**Problem statement:** In how many lines of the records does "chevron" appear? Answer with one number.

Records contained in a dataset
Segment Open

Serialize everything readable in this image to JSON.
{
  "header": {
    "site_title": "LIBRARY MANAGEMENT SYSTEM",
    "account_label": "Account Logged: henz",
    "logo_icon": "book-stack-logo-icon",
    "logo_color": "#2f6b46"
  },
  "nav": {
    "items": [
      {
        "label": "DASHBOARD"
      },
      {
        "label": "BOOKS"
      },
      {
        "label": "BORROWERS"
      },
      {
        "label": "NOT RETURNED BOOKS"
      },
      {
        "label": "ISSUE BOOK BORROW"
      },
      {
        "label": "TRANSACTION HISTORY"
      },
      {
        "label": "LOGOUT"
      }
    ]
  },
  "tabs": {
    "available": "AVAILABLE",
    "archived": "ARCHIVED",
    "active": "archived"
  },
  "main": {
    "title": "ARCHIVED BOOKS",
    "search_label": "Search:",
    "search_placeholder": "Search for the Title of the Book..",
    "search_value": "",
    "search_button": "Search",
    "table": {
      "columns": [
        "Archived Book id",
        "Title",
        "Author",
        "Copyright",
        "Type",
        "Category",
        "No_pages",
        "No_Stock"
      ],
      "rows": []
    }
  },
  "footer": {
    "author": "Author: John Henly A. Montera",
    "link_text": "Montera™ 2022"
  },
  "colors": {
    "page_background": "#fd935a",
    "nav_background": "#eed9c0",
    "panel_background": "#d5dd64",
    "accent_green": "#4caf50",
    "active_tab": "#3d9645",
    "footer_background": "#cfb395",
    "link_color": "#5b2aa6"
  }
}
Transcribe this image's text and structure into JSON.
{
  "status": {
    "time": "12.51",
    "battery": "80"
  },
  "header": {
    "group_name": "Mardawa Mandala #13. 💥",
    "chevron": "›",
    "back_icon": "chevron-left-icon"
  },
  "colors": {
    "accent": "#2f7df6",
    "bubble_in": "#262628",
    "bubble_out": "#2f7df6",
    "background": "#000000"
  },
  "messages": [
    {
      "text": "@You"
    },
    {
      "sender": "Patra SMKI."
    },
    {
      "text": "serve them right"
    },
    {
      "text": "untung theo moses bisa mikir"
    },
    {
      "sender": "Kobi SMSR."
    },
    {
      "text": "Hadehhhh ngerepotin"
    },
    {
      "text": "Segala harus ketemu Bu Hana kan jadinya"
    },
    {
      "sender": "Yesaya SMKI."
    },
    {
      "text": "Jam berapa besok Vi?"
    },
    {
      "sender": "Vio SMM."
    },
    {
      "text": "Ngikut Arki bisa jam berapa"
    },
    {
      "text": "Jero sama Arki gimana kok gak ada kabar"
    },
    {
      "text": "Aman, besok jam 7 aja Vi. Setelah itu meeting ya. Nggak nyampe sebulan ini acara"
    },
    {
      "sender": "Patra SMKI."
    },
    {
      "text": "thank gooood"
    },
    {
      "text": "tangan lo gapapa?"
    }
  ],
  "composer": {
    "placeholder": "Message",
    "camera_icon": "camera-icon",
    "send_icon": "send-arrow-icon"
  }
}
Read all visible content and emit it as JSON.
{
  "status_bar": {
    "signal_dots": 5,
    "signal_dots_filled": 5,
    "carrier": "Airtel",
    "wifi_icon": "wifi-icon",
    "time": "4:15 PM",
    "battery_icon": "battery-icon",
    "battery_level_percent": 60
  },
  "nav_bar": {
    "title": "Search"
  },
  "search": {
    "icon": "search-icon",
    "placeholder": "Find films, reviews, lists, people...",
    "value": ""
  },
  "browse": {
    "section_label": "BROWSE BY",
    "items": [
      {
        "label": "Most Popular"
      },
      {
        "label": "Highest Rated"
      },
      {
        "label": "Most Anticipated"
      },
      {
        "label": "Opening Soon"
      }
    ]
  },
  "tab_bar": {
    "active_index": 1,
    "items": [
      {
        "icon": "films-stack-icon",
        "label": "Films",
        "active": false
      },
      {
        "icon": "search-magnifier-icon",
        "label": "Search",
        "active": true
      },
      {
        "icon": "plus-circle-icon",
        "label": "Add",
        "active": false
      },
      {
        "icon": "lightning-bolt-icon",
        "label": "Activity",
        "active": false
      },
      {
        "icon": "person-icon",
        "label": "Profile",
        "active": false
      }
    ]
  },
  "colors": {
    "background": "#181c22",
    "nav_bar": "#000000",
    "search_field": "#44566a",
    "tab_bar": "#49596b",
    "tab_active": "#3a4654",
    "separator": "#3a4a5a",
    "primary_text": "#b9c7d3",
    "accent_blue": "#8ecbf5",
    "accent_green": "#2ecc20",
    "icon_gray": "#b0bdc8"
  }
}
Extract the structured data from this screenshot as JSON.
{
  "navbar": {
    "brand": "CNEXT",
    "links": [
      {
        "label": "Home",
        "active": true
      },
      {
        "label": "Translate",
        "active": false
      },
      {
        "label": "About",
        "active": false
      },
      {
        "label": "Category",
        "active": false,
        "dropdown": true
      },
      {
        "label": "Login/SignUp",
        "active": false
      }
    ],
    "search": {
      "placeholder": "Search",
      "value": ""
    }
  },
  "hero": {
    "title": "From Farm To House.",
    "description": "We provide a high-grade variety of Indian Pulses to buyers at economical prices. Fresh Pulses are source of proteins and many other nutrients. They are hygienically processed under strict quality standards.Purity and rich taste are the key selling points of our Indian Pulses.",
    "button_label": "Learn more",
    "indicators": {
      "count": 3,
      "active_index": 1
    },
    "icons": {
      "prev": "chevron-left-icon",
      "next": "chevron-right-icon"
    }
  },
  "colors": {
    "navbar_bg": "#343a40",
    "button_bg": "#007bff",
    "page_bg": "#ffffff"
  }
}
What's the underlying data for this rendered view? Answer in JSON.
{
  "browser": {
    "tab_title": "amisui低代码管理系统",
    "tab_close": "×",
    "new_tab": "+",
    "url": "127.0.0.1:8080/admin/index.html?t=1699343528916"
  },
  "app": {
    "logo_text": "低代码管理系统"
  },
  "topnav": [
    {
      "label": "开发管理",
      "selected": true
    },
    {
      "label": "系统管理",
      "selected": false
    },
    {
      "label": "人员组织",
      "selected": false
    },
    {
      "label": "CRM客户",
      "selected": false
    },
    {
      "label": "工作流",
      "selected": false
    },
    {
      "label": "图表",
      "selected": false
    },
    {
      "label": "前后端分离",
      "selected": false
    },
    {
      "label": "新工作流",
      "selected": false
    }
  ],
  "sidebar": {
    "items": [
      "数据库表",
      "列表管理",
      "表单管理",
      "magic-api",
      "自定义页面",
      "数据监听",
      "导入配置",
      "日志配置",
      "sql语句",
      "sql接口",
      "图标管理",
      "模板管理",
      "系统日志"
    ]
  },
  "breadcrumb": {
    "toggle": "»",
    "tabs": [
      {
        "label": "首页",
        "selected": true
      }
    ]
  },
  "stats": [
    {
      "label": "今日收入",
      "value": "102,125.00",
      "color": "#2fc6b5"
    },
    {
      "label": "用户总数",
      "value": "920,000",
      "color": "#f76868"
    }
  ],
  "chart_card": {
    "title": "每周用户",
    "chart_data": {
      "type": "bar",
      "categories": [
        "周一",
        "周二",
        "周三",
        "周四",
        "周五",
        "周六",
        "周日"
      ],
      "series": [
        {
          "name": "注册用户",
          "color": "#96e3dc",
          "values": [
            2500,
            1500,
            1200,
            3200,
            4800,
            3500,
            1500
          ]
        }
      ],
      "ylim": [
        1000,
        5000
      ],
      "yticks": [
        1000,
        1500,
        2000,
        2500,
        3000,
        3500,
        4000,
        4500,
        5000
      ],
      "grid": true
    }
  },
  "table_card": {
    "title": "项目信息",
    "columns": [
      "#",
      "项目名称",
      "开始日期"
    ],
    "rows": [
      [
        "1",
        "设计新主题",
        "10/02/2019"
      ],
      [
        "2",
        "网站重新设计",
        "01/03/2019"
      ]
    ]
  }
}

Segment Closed

**Exercise solution:** 4